Day 1: The Hole in the Sky

Day 2: The Thing in the Sewer

Day 7: The Big Score part I

Day 8: The Big Score part II

(Day 9-14 — player characters all carousing¹; Keebler Khan fully recovered) <—- I day of real world time = one day of game time!)

Day 15: The Drums of the Dog People

(Day 16-21: More carousing, fasting, panhandling.)

Day 22-25: Altar of the Beast-women

(Day 26-31: Resting)

Day 32-33: The Pugs of Slaughter

(Day 34-39: Resting)

Day 40: The Overbearing of the Crystal Men

(Day 41-46: Resting)

Days 47-48: The Song of Fàgor

(Day 49-70: In shock from an awesomely weird adventure. Sad!)

Day 71: The Woman in the Ice

(Day 72-76: Resting)

Day 78-79: The Return to Trollopulous

(Day 80-85: Carousing in a besieged Trollopulous.)

Day 86: “You Just Ruined My Story Arc”

(Day 87-92: Utterly exhausted!)

Day 93-95: The Schwérpunkt of the Pig-Men

(Day 96-101: Carousing)

Day 102: A Night in the Autonomous Zone

(Days 103-108: In Trollopulous)

Day 109: The Rave of the Monkey Goddess

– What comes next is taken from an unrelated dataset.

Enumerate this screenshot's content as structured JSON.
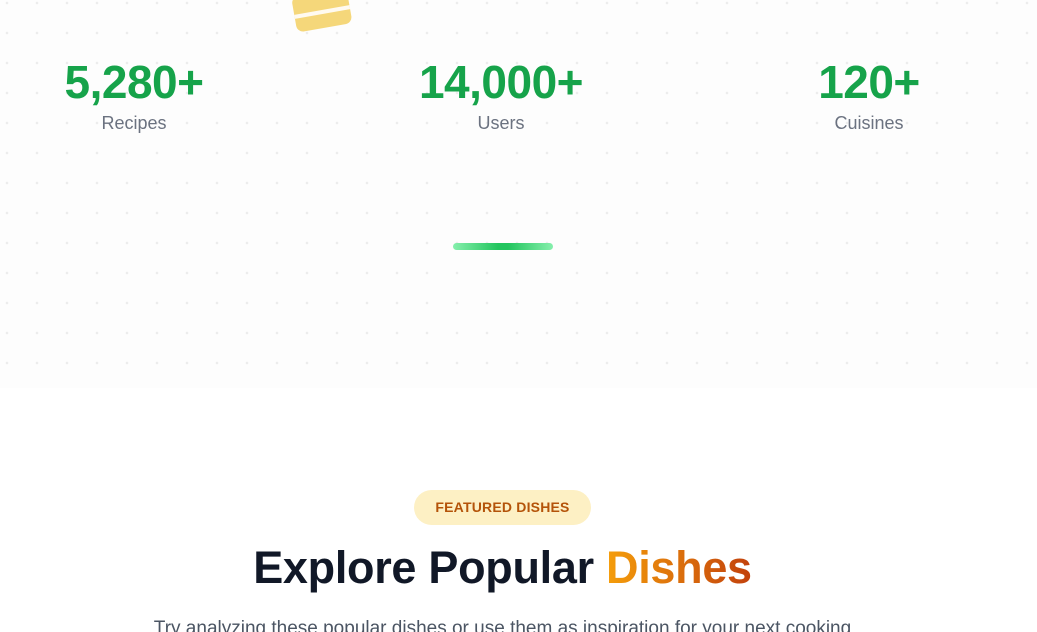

(Day 110-115: Scouting out jungle and undead quarter)

Day 116: Snakepede Legion

The graveyard:

Dorkorus — Half-elf fighter/magic-user/thief — [Half brother to Keebler Khan, talked with a lisp!] Killed by a pug-man in the sewers  of Trolopulous.

Dairage — Elf fighter/magic-user — Killed with his shield spell on, valiantly taking down the leader of the pug-men so that the party could have a chance to escape certain death!

9 Hapless men-at-arms! — Killed by the pug-men in the sewers of Trollopulous!

Arthur the Gallant (7 hits) [Delves 2, 3a, 3b, 4, 5, 6a, 6b, 7, 8, and 9] XP: 122 + 753 + 351 + 54 + 766 + 8 + 80 + 255 + 0 + 195 = 2584 [Looked like a member of ZZ Top] — Killed in the sewers of Trollopulous while bashing a baby wererat with his shield.

Catskinner the thug — Smashed to a pulp by a white ape in the swamps near Trollopulous.

Aulis Martel the Adept (8 hits) [Delves 3a, 3b, 4, 5, 6a, 7, and 13] XP: 753 + 351 + 54 + 766 + 8 + 255 => Just leveled up at 1500 XP. Reduced to idiocy by a Guild Navigator in the basement of the party’s autonomous zone in the undead quarter of Trollopulous.